7 April 2015 Norfolk’s Specials are preparing to take part in an intensive training event this weekend as figures reveal the volunteer officers clocked up more than 80,000 hours on duty over the last 12 months. The two-day course is set to take place at the National Construction College, Bircham Newton near King’s Lynn, with issues including domestic violence, drink driving, burglary, public order, ‘stop and account’ and ‘theft and custody’ being tackled. Between 1 April 2014 and 31 March 2015 Specials carried out a total of 12,688 duties and completed 81,484 hours.

Norfolk Constabulary’s Deputy Chief Constable Charlie Hall, who is attending the event, said Specials played an integral part in the policing of Norfolk. “Special constables carry out a crucial role in supporting the work of Norfolk Constabulary and the service we provide to the community,” he said. “I am very much looking forward to attending the event and witnessing first-hand the hard work and commitment our Specials continue to show, they are a true credit to the county they serve.” In the last 12 months Specials also carried out 530 stop/searches, 366 licensing checks and 149 drug seizures. The purpose of the 11th/12th April event is to build the confidence of new recruits as they begin their duties and give an opportunity to the more experienced officers to refresh their knowledge of the role. Specials Manager, Sue Goode, said: “The feedback we have had from Specials who took part in previous exercises has been excellent.
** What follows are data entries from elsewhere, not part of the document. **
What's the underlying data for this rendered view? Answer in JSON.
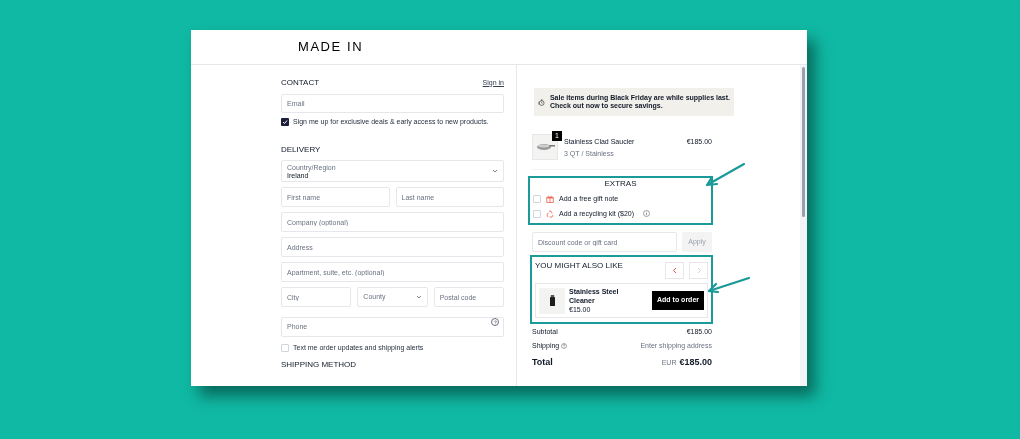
{
  "brand": "MADE IN",
  "contact": {
    "heading": "CONTACT",
    "sign_in": "Sign in",
    "email": {
      "placeholder": "Email"
    },
    "marketing": {
      "label": "Sign me up for exclusive deals & early access to new products.",
      "checked": true
    }
  },
  "delivery": {
    "heading": "DELIVERY",
    "country": {
      "label": "Country/Region",
      "value": "Ireland"
    },
    "rows": [
      [
        {
          "kind": "text",
          "placeholder": "First name"
        },
        {
          "kind": "text",
          "placeholder": "Last name"
        }
      ],
      [
        {
          "kind": "text",
          "placeholder": "Company (optional)"
        }
      ],
      [
        {
          "kind": "text",
          "placeholder": "Address"
        }
      ],
      [
        {
          "kind": "text",
          "placeholder": "Apartment, suite, etc. (optional)"
        }
      ],
      [
        {
          "kind": "text",
          "placeholder": "City"
        },
        {
          "kind": "select",
          "placeholder": "County"
        },
        {
          "kind": "text",
          "placeholder": "Postal code"
        }
      ],
      [
        {
          "kind": "help",
          "placeholder": "Phone"
        }
      ]
    ],
    "sms": {
      "label": "Text me order updates and shipping alerts",
      "checked": false
    }
  },
  "shipping_method": {
    "heading": "SHIPPING METHOD"
  },
  "notice": {
    "lines": [
      "Sale items during Black Friday are while supplies last.",
      "Check out now to secure savings."
    ]
  },
  "cart": [
    {
      "name": "Stainless Clad Saucier",
      "variant": "3 QT / Stainless",
      "price": "€185.00",
      "quantity": "1"
    }
  ],
  "extras": {
    "heading": "EXTRAS",
    "items": [
      {
        "label": "Add a free gift note",
        "checked": false,
        "info": false,
        "kind": "gift"
      },
      {
        "label": "Add a recycling kit ($20)",
        "checked": false,
        "info": true,
        "kind": "recycle"
      }
    ]
  },
  "discount": {
    "placeholder": "Discount code or gift card",
    "button": "Apply"
  },
  "upsell": {
    "heading": "YOU MIGHT ALSO LIKE",
    "prev_disabled": false,
    "next_disabled": true,
    "product": {
      "name": "Stainless Steel Cleaner",
      "price": "€15.00",
      "button": "Add to order"
    }
  },
  "summary": {
    "subtotal": {
      "label": "Subtotal",
      "value": "€185.00"
    },
    "shipping": {
      "label": "Shipping",
      "value": "Enter shipping address"
    },
    "total": {
      "label": "Total",
      "currency": "EUR",
      "value": "€185.00"
    }
  }
}
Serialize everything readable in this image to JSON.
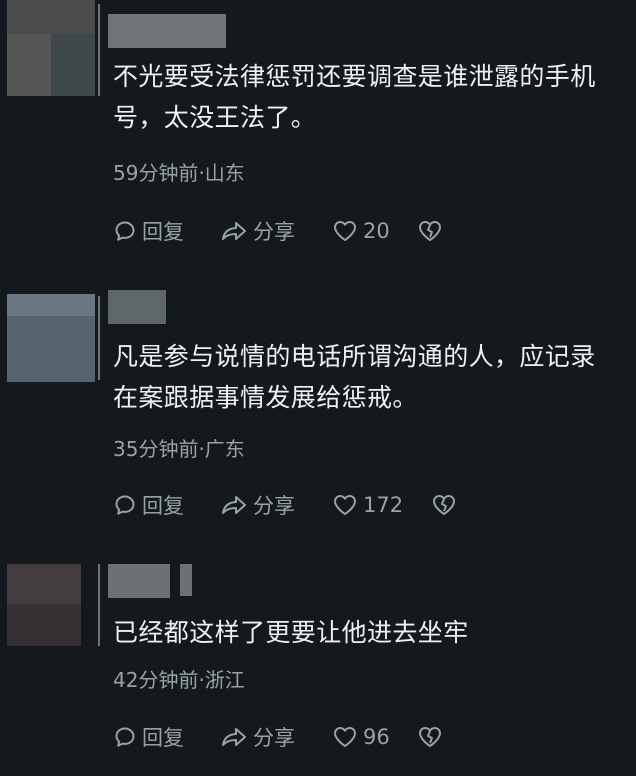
{
  "comments": [
    {
      "text_line1": "不光要受法律惩罚还要调查是谁泄露的手机",
      "text_line2": "号，太没王法了。",
      "meta": "59分钟前·山东",
      "reply_label": "回复",
      "share_label": "分享",
      "like_count": "20"
    },
    {
      "text_line1": "凡是参与说情的电话所谓沟通的人，应记录",
      "text_line2": "在案跟据事情发展给惩戒。",
      "meta": "35分钟前·广东",
      "reply_label": "回复",
      "share_label": "分享",
      "like_count": "172"
    },
    {
      "text_line1": "已经都这样了更要让他进去坐牢",
      "text_line2": "",
      "meta": "42分钟前·浙江",
      "reply_label": "回复",
      "share_label": "分享",
      "like_count": "96"
    }
  ],
  "icons": {
    "reply": "comment-bubble-icon",
    "share": "share-arrow-icon",
    "like": "heart-outline-icon",
    "dislike": "broken-heart-icon"
  },
  "colors": {
    "background": "#13191d",
    "text": "#eef2f3",
    "meta": "#98a2a7"
  }
}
The event really encourages Specials to think about how they would tackle a range of scenarios. “We have a highly professional Special Constabulary which makes a considerable contribution to the operational side of policing.” Special Chief Officer Malcolm Pearson MBE, added: “Being a Special is a very rewarding, fulfilling and interesting role where no two duties are the same. “Norfolk is always on the look-out for committed individuals who are keen to experience the world of policing while supporting their local community.” Stephen Bett Norfolk’s Police and Crime Commissioner (PCC) added: “The Specials are highly committed individuals giving freely of their time, skills and experience to make a difference in our county. They are, and will continue to be, a highly valued part of Norfolk s policing service. The Special Constabulary is a voluntary body to help the regular police force in meeting the policing needs of the community.
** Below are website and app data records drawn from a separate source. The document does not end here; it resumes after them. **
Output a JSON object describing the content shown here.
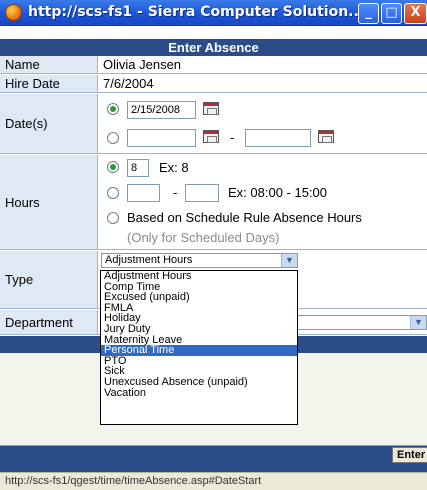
{
  "window": {
    "title": "http://scs-fs1 - Sierra Computer Solution...",
    "minimize": "_",
    "maximize": "□",
    "close": "X"
  },
  "form": {
    "header": "Enter Absence",
    "name_label": "Name",
    "name_value": "Olivia Jensen",
    "hire_label": "Hire Date",
    "hire_value": "7/6/2004",
    "dates_label": "Date(s)",
    "date_single": "2/15/2008",
    "date_range_from": "",
    "date_range_sep": "-",
    "date_range_to": "",
    "hours_label": "Hours",
    "hours_value": "8",
    "hours_example": "Ex: 8",
    "hours_range_start": "",
    "hours_range_sep": "-",
    "hours_range_end": "",
    "hours_range_example": "Ex: 08:00 - 15:00",
    "schedule_rule": "Based on Schedule Rule Absence Hours",
    "schedule_note": "(Only for Scheduled Days)",
    "type_label": "Type",
    "type_selected": "Adjustment Hours",
    "department_label": "Department",
    "enter_button": "Enter"
  },
  "type_options": [
    "Adjustment Hours",
    "Comp Time",
    "Excused (unpaid)",
    "FMLA",
    "Holiday",
    "Jury Duty",
    "Maternity Leave",
    "Personal Time",
    "PTO",
    "Sick",
    "Unexcused Absence (unpaid)",
    "Vacation"
  ],
  "highlighted_option": "Personal Time",
  "status": {
    "url": "http://scs-fs1/qgest/time/timeAbsence.asp#DateStart"
  },
  "colors": {
    "header_bg": "#2b4e8a",
    "label_bg": "#dfe8f5",
    "selection": "#316ac5",
    "radio_on": "#2f9a2f"
  }
}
Their roles include providing highly visibility patrols and helping police major incidents and events.

Special Constables provide a vital link in the partnership between the police service and the public.
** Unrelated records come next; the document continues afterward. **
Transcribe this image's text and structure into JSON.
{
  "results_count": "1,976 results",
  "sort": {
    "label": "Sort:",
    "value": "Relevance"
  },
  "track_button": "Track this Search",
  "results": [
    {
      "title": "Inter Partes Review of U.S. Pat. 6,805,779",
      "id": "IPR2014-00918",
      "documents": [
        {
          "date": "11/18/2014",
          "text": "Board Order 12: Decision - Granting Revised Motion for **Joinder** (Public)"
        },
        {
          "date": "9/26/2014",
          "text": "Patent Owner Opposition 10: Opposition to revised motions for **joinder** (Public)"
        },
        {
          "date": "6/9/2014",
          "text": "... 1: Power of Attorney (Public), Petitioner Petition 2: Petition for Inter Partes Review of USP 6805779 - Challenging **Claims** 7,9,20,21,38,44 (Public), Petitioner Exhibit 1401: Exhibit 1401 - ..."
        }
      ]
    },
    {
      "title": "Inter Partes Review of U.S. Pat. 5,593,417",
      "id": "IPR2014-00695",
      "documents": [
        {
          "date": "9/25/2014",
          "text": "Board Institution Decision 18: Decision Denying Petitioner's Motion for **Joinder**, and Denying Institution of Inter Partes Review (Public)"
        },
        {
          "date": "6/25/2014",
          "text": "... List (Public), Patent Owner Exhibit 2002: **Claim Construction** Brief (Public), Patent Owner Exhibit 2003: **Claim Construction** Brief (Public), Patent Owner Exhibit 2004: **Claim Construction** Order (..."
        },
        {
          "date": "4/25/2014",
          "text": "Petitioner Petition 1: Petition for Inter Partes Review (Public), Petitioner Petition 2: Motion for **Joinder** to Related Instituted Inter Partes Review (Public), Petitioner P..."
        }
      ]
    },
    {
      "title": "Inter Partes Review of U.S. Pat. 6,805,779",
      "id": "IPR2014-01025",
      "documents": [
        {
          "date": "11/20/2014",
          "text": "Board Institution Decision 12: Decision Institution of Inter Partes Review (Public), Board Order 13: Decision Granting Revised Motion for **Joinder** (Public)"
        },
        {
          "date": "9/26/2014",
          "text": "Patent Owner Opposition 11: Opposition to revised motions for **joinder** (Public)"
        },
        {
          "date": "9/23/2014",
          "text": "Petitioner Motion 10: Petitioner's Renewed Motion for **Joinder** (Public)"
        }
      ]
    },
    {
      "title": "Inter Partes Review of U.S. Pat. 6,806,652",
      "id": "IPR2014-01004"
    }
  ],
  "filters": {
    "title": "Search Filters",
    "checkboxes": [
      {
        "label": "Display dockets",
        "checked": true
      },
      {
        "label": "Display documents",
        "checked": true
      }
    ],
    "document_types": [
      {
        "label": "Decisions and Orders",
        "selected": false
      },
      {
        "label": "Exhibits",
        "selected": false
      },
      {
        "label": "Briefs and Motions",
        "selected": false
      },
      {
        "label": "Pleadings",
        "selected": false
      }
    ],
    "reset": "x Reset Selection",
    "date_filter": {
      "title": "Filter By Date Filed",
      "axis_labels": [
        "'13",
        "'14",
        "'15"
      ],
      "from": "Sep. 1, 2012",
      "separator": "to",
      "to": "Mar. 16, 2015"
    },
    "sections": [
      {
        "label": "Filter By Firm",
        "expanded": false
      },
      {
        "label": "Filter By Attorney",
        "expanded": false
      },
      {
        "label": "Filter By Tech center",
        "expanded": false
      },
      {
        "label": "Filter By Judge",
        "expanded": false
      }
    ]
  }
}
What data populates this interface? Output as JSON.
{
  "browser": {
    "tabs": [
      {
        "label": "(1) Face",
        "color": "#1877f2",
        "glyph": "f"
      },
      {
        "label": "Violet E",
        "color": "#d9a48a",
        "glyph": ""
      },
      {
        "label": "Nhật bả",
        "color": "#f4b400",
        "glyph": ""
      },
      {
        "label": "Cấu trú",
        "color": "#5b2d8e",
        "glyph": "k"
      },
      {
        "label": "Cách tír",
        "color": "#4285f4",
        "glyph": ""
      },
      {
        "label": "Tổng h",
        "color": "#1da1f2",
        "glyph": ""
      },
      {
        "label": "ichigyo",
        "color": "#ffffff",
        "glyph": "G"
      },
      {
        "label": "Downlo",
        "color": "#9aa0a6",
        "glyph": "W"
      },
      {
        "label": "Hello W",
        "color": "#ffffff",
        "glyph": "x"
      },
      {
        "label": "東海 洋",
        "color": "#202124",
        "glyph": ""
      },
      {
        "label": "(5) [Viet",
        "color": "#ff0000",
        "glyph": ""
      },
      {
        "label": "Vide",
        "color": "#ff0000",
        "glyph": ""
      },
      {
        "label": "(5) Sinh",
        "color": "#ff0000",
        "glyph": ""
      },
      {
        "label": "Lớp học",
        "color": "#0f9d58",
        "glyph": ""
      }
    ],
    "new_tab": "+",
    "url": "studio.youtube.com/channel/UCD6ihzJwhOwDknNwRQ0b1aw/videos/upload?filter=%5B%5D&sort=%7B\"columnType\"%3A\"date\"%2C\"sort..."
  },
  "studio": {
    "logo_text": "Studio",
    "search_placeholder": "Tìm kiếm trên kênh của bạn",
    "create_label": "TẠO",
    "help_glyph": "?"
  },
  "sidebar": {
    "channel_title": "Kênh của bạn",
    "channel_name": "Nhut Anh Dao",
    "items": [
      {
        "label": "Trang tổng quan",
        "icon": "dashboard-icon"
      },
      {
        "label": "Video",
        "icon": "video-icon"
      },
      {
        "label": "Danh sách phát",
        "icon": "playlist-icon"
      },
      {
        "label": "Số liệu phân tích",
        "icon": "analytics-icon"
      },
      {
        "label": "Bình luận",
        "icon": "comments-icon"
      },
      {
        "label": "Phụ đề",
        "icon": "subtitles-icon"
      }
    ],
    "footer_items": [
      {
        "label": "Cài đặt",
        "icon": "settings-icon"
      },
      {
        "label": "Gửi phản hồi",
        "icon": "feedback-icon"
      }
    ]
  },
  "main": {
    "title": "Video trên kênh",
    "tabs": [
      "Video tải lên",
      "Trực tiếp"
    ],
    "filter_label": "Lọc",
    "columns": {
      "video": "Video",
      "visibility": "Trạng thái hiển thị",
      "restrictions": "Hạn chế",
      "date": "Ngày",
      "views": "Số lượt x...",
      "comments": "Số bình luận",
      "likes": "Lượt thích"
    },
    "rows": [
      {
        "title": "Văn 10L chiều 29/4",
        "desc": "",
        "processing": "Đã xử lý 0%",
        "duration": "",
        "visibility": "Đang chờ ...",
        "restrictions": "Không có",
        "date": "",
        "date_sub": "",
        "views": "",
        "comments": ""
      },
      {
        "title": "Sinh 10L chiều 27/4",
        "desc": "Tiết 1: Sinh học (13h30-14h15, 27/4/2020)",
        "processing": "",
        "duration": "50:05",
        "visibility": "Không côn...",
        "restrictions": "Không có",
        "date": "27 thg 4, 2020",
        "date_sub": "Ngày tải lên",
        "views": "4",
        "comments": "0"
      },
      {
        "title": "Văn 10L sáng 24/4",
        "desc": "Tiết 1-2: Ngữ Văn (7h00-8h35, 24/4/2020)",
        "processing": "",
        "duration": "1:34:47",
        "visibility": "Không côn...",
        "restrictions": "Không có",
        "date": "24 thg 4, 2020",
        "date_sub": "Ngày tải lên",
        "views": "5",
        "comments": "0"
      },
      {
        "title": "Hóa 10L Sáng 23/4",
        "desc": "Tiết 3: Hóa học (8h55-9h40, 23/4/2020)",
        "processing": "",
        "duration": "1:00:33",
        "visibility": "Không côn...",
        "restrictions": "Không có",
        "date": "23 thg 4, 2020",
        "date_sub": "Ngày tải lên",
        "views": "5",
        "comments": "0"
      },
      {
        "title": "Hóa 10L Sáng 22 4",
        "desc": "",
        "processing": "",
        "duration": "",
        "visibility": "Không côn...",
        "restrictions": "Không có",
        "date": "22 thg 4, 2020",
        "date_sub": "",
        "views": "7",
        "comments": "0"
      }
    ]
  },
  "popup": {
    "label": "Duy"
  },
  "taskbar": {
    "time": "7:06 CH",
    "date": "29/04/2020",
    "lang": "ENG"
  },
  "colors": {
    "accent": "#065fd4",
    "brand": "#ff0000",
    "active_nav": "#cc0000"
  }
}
Anyone interested in joining the Special Constabulary can visit our website at www.norfolk.police.uk or for an informal chat about the role telephone 01953 425699 ex2371.